Phosphorus is a limited, relatively scarce resource that is essential to all life forms. Sourced almost entirely from phosphate rock, it is a key component of fertilizer, but many leading researchers estimate that the Earth’s phosphorus reserves could be completely depleted in 50 to 100 years, and that our peak production is just 15 years away. Other studies, including one produced by the International Fertilizer Development Center in 2010, are far more optimistic and conclude that the world has 300 to 400 years of phosphorus reserves available.
But even those optimistic estimates have many concerned, as nearly 85 percent of the world’s reserves are believed to be in Morocco and the Western Sahara, controlled by the Moroccan royal family. Additional reserves are located in China, Jordan and the United States, primarily in Florida.
“It’s really scary,” says Doug Soldat, associate professor with the Department of Soil Science, University of Wisconsin – Madison. “Morocco is pretty tight-lipped about what they actually have.”
Phosphorus is vital to the global food supply, which is increasingly reliant on synthetic fertilizer and the intensive mining practices it takes to harvest phosphate. An estimated 17 million tons of processed phosphorus is applied on fields worldwide each year. In 2008 phosphate rock prices spiked 800 percent due to high oil prices and a dip in supply. That spike in turn increased food prices worldwide, hitting developing nations particularly hard.
Phosphorus doesn’t have to come from mining, however. There are numerous ways to conserve and recycle phosphorus, something modern economies aren’t very good at. Scientists estimate that just 20 percent of phosphorus from phosphate rock actually reaches the food we consume. Forty percent is lost in the mining process, and more is lost in the application process on lawns and agriculture.
“We waste a lot in the runoff from our lawns,” says Soldat. “There are a lot of ways to recycle phosphorous that we’re just not doing because it’s cheaper to buy it from Morocco or elsewhere. As supply dips, the incentives to recycle and conserve will grow.”
Roger Kuhns, geologist, environmental scientist and former resident of Door County, is a proponent of organic fertilizer, regardless of price.
“Phosphorous comes by mining phosphate rock,” he explains. “When you do that, you’re taking apart someone else’s ecosystem to fertilize your lawn.”
Kuhns adds crushed fishbone meal to his personal garden to supply phosphorus.

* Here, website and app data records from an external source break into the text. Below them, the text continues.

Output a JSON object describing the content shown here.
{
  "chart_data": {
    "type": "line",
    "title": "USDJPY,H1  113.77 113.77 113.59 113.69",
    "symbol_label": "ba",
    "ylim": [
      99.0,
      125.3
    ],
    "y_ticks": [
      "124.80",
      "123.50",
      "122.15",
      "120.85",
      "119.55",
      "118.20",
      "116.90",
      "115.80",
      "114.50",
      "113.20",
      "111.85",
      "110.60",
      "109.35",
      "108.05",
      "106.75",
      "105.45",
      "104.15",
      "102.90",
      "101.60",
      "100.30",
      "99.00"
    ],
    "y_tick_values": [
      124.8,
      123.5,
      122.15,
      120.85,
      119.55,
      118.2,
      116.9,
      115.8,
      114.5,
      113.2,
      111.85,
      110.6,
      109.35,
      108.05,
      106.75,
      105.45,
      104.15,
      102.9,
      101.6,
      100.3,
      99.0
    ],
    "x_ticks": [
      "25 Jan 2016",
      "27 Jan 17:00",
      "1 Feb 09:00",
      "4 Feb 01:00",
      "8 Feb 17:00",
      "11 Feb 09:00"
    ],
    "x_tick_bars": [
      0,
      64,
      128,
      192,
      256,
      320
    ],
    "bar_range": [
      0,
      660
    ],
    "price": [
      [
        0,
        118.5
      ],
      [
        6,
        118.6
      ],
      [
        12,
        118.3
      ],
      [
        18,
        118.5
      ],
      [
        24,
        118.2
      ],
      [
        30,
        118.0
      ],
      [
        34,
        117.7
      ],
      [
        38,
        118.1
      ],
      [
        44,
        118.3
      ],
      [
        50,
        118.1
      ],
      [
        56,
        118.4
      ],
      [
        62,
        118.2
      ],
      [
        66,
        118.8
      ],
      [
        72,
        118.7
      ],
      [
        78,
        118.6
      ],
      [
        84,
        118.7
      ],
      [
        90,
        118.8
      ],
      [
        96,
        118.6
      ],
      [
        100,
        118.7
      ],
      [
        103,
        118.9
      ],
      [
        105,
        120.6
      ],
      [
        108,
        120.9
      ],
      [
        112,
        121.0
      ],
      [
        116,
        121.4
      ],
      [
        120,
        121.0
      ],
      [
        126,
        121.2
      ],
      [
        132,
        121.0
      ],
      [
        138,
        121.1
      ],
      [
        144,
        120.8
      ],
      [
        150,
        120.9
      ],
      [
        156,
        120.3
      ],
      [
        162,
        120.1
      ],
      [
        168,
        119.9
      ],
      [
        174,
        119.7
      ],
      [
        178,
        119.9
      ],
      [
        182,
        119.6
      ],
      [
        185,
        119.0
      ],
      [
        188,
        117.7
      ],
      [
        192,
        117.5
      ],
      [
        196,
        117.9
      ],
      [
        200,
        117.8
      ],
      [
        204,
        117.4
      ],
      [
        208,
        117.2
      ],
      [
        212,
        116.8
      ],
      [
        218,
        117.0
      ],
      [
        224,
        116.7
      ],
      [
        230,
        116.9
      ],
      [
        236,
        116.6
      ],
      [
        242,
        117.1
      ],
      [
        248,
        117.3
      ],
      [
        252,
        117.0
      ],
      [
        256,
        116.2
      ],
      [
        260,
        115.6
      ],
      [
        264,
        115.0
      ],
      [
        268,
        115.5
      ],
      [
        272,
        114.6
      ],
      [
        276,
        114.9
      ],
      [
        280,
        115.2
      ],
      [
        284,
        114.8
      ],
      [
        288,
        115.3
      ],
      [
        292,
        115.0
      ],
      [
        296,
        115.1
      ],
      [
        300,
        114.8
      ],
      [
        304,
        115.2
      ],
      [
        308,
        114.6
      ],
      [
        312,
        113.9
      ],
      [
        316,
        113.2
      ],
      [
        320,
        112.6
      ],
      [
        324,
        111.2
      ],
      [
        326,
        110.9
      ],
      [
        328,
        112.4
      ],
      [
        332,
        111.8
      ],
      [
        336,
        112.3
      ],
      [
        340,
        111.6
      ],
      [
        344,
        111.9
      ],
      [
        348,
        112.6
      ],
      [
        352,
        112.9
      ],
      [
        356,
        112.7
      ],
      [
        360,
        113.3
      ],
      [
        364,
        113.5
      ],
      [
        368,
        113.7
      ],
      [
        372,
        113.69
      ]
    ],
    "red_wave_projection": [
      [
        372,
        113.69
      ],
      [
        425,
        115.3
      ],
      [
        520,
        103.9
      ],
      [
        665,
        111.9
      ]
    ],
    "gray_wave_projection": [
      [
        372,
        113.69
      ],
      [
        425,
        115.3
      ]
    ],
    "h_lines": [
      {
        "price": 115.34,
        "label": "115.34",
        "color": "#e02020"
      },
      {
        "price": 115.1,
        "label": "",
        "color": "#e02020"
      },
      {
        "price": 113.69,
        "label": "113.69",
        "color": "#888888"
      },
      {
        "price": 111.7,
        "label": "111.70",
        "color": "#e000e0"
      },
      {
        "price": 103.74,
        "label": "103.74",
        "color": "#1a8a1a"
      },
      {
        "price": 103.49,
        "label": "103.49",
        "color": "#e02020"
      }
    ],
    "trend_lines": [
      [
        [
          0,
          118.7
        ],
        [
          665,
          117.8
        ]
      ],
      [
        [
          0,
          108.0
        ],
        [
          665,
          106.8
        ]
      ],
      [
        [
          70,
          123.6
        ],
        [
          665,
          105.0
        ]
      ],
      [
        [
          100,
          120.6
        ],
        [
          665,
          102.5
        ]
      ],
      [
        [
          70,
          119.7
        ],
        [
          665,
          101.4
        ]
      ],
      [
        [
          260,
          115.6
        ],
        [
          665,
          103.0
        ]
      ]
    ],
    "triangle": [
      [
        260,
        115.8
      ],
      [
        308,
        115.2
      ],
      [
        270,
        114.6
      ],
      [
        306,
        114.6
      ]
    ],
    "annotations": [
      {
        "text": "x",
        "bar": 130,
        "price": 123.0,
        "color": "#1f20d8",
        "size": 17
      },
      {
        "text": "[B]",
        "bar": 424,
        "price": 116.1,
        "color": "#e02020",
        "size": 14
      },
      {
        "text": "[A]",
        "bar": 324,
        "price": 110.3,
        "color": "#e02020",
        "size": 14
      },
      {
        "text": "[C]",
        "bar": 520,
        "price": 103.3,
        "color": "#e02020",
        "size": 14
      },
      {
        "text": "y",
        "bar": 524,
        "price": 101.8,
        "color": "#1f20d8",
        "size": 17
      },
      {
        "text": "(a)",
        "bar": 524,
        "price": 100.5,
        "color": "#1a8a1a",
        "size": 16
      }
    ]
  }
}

Phosphorus is also plentiful in animal and human waste and for centuries was recycled in place, as food was consumed and returned to the earth in the same place it was grown. Today only 50 percent of animal waste is put back into soil. Reducing agricultural runoff and soil erosion can greatly reduce the need for farmers to apply phosphorus to fields.